- Deep relaxation
- Calm sensation
- Heaviness in the body
- Visual patterns and colors
- Separation from usual states of thinking
- Sense of being awake but on a different plane of consciousness
- Separation from the body
- Limited verbal expression
- People, places, or events from their past
Since some of these experiences in an altered state may be novel, they can be frightening or challenging if you are not prepared. Therefore we review the range of possibilities with each person.
Yes. Ketamine does not have negative medication interactions with antidepressants and does not interfere with their effectiveness at the subanesthetic doses used to treat depression and anxiety.
To learn more, read Ketamine vs. SSRIs to Treat Depression
You should not stop any medications without consulting with your perscribing mental health provider. Any modifications to your medication will be discussed during your medical intake before being cleared for treatment.
But, generally, these are some medications that can effect your response to ketamine:
- Stimulants (Adderall, Concerta, Ritalin, Vyvanse)
Studies have shown the likelihood of a challenging experience is very low when two conditions are met: a positive mindset going into the experience and a comfortable physical environment. However, even when someone reports having a “bad trip”, with the right integration support afterwards, the insights gleaned from those difficult experiences often end up being some of the most valuable take aways from the treatment. To learn more, read 3 Ways to Mitigate the Risks of Ketamine.
Once the infusion is over, sensations like dizziness fade gradually over the next 20 minutes. You may notice positive effects, like elevated mood, as soon as 30 minutes post ketamine infusion.
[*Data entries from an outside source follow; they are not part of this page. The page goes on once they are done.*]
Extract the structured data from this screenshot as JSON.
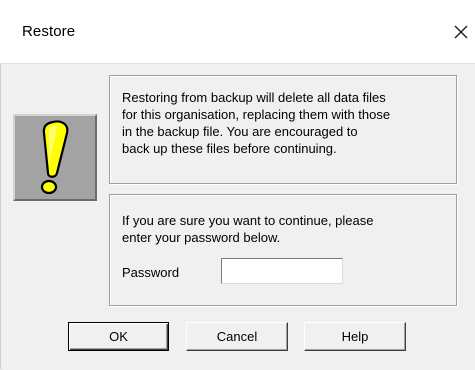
{
  "window": {
    "title": "Restore",
    "close_glyph": "close-icon"
  },
  "icon": {
    "name": "exclamation-icon",
    "colors": {
      "fill": "#ffff00",
      "outline": "#000000",
      "background": "#a3a3a3"
    }
  },
  "warning": {
    "text": "Restoring from backup will delete all data files\nfor this organisation, replacing them with those\nin the backup file. You are encouraged to\nback up these files before continuing."
  },
  "confirm": {
    "text": "If you are sure you want to continue, please\nenter your password below.",
    "password_label": "Password",
    "password_value": ""
  },
  "buttons": {
    "ok": "OK",
    "cancel": "Cancel",
    "help": "Help"
  }
}
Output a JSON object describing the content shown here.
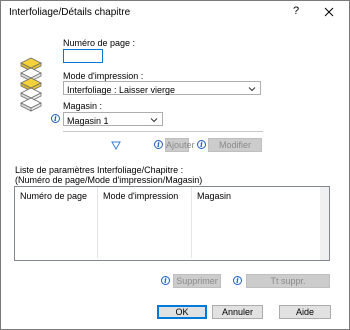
{
  "window": {
    "title": "Interfoliage/Détails chapitre",
    "help_glyph": "?",
    "close_glyph": "×"
  },
  "form": {
    "page_number_label": "Numéro de page :",
    "page_number_value": "",
    "print_mode_label": "Mode d'impression :",
    "print_mode_value": "Interfoliage : Laisser vierge",
    "tray_label": "Magasin :",
    "tray_value": "Magasin 1",
    "add_label": "Ajouter",
    "modify_label": "Modifier"
  },
  "list": {
    "title_line1": "Liste de paramètres Interfoliage/Chapitre :",
    "title_line2": "(Numéro de page/Mode d'impression/Magasin)",
    "columns": [
      "Numéro de page",
      "Mode d'impression",
      "Magasin"
    ],
    "delete_label": "Supprimer",
    "delete_all_label": "Tt suppr."
  },
  "footer": {
    "ok_label": "OK",
    "cancel_label": "Annuler",
    "help_label": "Aide"
  },
  "colors": {
    "accent": "#0078d7",
    "info_icon": "#1f5fbf",
    "stack_yellow": "#f5d23a"
  }
}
Studies have shown that peak antidepressant effects occur about 24-48 hours after treatment and typically last up to two weeks.
Read A Complete Guide to Psychedelic Therapy to learn more.
It’s best to have someone to pick you up after ketamine treatment. If this is not possible, for reasons such as privacy, you will have to take a car service home and show proof of the reservation. You may need to stay longer in the center as you will only be released once you are completely safe to leave.
The importance of a continued theraputic process in conjuction with ketamine cannot be understated. The neuroplasticity effects of ketamine may make you more receptive to tools that maybe haven’t worked before or new tools you’ve never used. The more tools you have to address the ups and downs of life, the longer the effect of ketamine can last.
We recommend our members continue working with their outpatient providers for medication management and/or psychotherapy. If you do not have a psychiatrist or therapist, Nushama can facilitate a referral.
Many people report improvement in symptoms for 3-12 weeks, however this range depends on many factors and can last even longer depending on how much you are willing to participate in developing new ways of living.
One of the best ways to prolong the effect of ketamine is to learn and apply new tools for dealing with the stressors that come as a normal part of life.
Every person is different, and ketamine is very much a personalized medicine—dosing, frequency, and effect can all vary and require an individualized approach. The need to return after the 6 sessions depends on whether or not symptoms return.
However, for some people, even when symptoms return, they are much less intense, which makes them manageable with the new skills they have learned during the treatments.